*** Opening of INFORMATION GIVEN ***

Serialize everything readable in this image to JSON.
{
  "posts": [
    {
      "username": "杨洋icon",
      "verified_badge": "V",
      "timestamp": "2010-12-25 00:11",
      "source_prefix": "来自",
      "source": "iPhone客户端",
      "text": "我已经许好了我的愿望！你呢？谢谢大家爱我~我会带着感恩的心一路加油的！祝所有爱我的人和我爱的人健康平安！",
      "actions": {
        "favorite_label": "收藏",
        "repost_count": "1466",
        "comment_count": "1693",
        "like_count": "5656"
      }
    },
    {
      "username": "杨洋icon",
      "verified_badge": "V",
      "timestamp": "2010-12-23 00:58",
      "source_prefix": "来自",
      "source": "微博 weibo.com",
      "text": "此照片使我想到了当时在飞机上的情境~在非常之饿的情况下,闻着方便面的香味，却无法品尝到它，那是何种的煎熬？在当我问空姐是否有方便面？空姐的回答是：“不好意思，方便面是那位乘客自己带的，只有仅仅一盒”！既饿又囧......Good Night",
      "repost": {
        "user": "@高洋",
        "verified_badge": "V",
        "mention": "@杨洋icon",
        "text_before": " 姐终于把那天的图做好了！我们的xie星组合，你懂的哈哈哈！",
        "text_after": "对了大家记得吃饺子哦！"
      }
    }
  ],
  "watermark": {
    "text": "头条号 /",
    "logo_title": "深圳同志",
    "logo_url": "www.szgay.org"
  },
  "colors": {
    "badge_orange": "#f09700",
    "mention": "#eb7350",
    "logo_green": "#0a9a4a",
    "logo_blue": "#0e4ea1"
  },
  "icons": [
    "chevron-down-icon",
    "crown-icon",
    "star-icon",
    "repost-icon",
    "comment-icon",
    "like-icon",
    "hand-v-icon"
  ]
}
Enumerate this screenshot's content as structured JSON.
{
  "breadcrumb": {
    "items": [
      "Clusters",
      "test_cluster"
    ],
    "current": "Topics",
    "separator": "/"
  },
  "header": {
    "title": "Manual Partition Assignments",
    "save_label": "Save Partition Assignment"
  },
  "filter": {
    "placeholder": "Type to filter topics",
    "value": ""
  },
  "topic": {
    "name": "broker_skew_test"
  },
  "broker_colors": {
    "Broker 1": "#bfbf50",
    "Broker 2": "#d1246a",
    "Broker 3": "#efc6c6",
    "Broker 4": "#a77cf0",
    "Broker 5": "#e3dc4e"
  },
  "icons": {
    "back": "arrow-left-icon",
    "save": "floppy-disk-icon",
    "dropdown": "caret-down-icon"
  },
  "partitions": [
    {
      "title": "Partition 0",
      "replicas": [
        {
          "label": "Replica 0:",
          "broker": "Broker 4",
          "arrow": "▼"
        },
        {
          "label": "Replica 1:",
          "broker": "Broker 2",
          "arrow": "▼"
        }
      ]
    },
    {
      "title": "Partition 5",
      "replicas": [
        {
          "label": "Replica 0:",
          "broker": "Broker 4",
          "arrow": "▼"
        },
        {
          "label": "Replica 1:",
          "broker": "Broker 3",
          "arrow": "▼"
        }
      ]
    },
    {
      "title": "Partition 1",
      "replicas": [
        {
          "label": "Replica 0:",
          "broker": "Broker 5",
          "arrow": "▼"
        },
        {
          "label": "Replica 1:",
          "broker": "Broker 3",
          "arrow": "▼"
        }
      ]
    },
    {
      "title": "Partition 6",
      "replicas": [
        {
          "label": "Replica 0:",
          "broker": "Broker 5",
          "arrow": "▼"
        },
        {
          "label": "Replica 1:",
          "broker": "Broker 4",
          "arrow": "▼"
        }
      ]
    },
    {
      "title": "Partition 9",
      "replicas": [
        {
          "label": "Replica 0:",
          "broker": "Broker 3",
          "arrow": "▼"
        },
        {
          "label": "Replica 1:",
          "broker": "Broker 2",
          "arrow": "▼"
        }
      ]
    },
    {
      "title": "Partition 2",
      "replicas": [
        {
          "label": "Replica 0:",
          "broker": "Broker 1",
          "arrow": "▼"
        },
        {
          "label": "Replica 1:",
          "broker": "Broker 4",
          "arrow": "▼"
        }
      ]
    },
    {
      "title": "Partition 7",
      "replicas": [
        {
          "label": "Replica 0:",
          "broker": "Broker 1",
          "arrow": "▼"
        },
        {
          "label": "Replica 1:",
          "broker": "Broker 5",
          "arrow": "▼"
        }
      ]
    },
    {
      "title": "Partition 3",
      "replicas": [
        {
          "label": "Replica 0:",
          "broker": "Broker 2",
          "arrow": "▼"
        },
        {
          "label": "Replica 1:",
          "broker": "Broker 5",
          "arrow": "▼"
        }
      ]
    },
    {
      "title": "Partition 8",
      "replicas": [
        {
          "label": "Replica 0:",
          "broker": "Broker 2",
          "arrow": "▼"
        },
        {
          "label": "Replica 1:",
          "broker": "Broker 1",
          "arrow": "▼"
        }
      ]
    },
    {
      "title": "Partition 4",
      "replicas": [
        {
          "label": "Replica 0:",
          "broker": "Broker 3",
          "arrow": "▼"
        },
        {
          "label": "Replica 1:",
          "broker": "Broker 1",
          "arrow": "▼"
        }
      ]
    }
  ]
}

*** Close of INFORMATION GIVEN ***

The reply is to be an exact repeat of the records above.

RESPONSE AREA
Serialize everything readable in this image to JSON.
{
  "posts": [
    {
      "username": "杨洋icon",
      "verified_badge": "V",
      "timestamp": "2010-12-25 00:11",
      "source_prefix": "来自",
      "source": "iPhone客户端",
      "text": "我已经许好了我的愿望！你呢？谢谢大家爱我~我会带着感恩的心一路加油的！祝所有爱我的人和我爱的人健康平安！",
      "actions": {
        "favorite_label": "收藏",
        "repost_count": "1466",
        "comment_count": "1693",
        "like_count": "5656"
      }
    },
    {
      "username": "杨洋icon",
      "verified_badge": "V",
      "timestamp": "2010-12-23 00:58",
      "source_prefix": "来自",
      "source": "微博 weibo.com",
      "text": "此照片使我想到了当时在飞机上的情境~在非常之饿的情况下,闻着方便面的香味，却无法品尝到它，那是何种的煎熬？在当我问空姐是否有方便面？空姐的回答是：“不好意思，方便面是那位乘客自己带的，只有仅仅一盒”！既饿又囧......Good Night",
      "repost": {
        "user": "@高洋",
        "verified_badge": "V",
        "mention": "@杨洋icon",
        "text_before": " 姐终于把那天的图做好了！我们的xie星组合，你懂的哈哈哈！",
        "text_after": "对了大家记得吃饺子哦！"
      }
    }
  ],
  "watermark": {
    "text": "头条号 /",
    "logo_title": "深圳同志",
    "logo_url": "www.szgay.org"
  },
  "colors": {
    "badge_orange": "#f09700",
    "mention": "#eb7350",
    "logo_green": "#0a9a4a",
    "logo_blue": "#0e4ea1"
  },
  "icons": [
    "chevron-down-icon",
    "crown-icon",
    "star-icon",
    "repost-icon",
    "comment-icon",
    "like-icon",
    "hand-v-icon"
  ]
}
Enumerate this screenshot's content as structured JSON.
{
  "breadcrumb": {
    "items": [
      "Clusters",
      "test_cluster"
    ],
    "current": "Topics",
    "separator": "/"
  },
  "header": {
    "title": "Manual Partition Assignments",
    "save_label": "Save Partition Assignment"
  },
  "filter": {
    "placeholder": "Type to filter topics",
    "value": ""
  },
  "topic": {
    "name": "broker_skew_test"
  },
  "broker_colors": {
    "Broker 1": "#bfbf50",
    "Broker 2": "#d1246a",
    "Broker 3": "#efc6c6",
    "Broker 4": "#a77cf0",
    "Broker 5": "#e3dc4e"
  },
  "icons": {
    "back": "arrow-left-icon",
    "save": "floppy-disk-icon",
    "dropdown": "caret-down-icon"
  },
  "partitions": [
    {
      "title": "Partition 0",
      "replicas": [
        {
          "label": "Replica 0:",
          "broker": "Broker 4",
          "arrow": "▼"
        },
        {
          "label": "Replica 1:",
          "broker": "Broker 2",
          "arrow": "▼"
        }
      ]
    },
    {
      "title": "Partition 5",
      "replicas": [
        {
          "label": "Replica 0:",
          "broker": "Broker 4",
          "arrow": "▼"
        },
        {
          "label": "Replica 1:",
          "broker": "Broker 3",
          "arrow": "▼"
        }
      ]
    },
    {
      "title": "Partition 1",
      "replicas": [
        {
          "label": "Replica 0:",
          "broker": "Broker 5",
          "arrow": "▼"
        },
        {
          "label": "Replica 1:",
          "broker": "Broker 3",
          "arrow": "▼"
        }
      ]
    },
    {
      "title": "Partition 6",
      "replicas": [
        {
          "label": "Replica 0:",
          "broker": "Broker 5",
          "arrow": "▼"
        },
        {
          "label": "Replica 1:",
          "broker": "Broker 4",
          "arrow": "▼"
        }
      ]
    },
    {
      "title": "Partition 9",
      "replicas": [
        {
          "label": "Replica 0:",
          "broker": "Broker 3",
          "arrow": "▼"
        },
        {
          "label": "Replica 1:",
          "broker": "Broker 2",
          "arrow": "▼"
        }
      ]
    },
    {
      "title": "Partition 2",
      "replicas": [
        {
          "label": "Replica 0:",
          "broker": "Broker 1",
          "arrow": "▼"
        },
        {
          "label": "Replica 1:",
          "broker": "Broker 4",
          "arrow": "▼"
        }
      ]
    },
    {
      "title": "Partition 7",
      "replicas": [
        {
          "label": "Replica 0:",
          "broker": "Broker 1",
          "arrow": "▼"
        },
        {
          "label": "Replica 1:",
          "broker": "Broker 5",
          "arrow": "▼"
        }
      ]
    },
    {
      "title": "Partition 3",
      "replicas": [
        {
          "label": "Replica 0:",
          "broker": "Broker 2",
          "arrow": "▼"
        },
        {
          "label": "Replica 1:",
          "broker": "Broker 5",
          "arrow": "▼"
        }
      ]
    },
    {
      "title": "Partition 8",
      "replicas": [
        {
          "label": "Replica 0:",
          "broker": "Broker 2",
          "arrow": "▼"
        },
        {
          "label": "Replica 1:",
          "broker": "Broker 1",
          "arrow": "▼"
        }
      ]
    },
    {
      "title": "Partition 4",
      "replicas": [
        {
          "label": "Replica 0:",
          "broker": "Broker 3",
          "arrow": "▼"
        },
        {
          "label": "Replica 1:",
          "broker": "Broker 1",
          "arrow": "▼"
        }
      ]
    }
  ]
}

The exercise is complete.